But then Wheeler irritated the ethanol industry just a few days after announcing the E15 rule change, when he granted five new RFS waivers to refiners. Ethanol supporters who cheered the E15 change complained that the waivers let refiners off the hook.
Neil Koehler, CEO of Pacific Ethanol, and chairman of the Renewable Fuels Association stated:
If on the one hand you are allowing this additional market access by removing an arbitrary barrier, and on the other hand you’re destroying demand through inappropriate granting of a mass number of small refinery exemptions that arguably will interfere with the growth of the higher blends. It’s important that both get addressed.”
It seems to me that the RFS quotas are at least as arbitrary as the 10% barrier was, so what the ethanol industry really seeks is that refiners are forced to blend at least 10% but allowed to blend more. Refiners, on the other hand, would like to be able to blend any amount they choose based on what economics dictate, even if that means zero ethanol blended.
Iowa Senator Chuck Grassley complained on Twitter that these five “ridiculous RFS waivers” would translate into “nearly a billion bushels of corn demand lost.”
Senator Grassley and other ethanol proponents are angry that EPA is allowing the waivers to reduce the overall blending requirement to below the RFS mandate. They want the RFS requirements to be raised to make up for previous losses due to the waivers.
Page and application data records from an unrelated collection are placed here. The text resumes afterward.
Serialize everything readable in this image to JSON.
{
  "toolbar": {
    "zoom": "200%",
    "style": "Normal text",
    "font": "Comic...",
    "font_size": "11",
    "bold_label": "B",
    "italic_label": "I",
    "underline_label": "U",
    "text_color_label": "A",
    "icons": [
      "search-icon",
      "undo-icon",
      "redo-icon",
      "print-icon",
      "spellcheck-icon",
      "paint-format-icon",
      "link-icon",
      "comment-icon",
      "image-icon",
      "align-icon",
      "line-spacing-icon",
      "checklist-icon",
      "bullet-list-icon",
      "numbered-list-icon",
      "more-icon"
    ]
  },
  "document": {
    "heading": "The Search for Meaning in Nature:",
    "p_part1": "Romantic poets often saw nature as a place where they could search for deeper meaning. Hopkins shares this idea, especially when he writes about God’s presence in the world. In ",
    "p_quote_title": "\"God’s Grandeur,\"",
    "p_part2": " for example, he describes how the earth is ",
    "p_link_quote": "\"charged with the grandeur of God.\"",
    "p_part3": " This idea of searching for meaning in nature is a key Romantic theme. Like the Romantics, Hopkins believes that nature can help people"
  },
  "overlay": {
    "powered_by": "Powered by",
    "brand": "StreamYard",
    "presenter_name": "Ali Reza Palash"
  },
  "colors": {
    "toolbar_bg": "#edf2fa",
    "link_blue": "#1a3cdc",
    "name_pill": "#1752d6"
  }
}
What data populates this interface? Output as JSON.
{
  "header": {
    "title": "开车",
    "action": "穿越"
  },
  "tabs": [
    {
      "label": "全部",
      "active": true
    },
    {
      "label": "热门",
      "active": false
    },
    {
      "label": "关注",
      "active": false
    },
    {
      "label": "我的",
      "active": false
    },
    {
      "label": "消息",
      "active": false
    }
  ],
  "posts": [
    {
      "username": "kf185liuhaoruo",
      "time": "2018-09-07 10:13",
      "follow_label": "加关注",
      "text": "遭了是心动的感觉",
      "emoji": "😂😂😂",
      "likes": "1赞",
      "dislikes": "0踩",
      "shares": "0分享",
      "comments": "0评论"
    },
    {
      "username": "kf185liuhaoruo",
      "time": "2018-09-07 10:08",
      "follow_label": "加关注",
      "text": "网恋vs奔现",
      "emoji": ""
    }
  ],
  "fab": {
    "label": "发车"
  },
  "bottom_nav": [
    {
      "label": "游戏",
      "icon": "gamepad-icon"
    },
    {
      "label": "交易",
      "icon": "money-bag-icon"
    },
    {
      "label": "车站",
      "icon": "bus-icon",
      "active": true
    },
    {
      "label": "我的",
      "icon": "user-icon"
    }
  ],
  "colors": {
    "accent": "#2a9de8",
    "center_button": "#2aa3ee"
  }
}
In following Pruitt, Andrew Wheeler’s EPA seems to have succeeded in angering both the oil industry and the ethanol industry, neither of which is getting everything they want.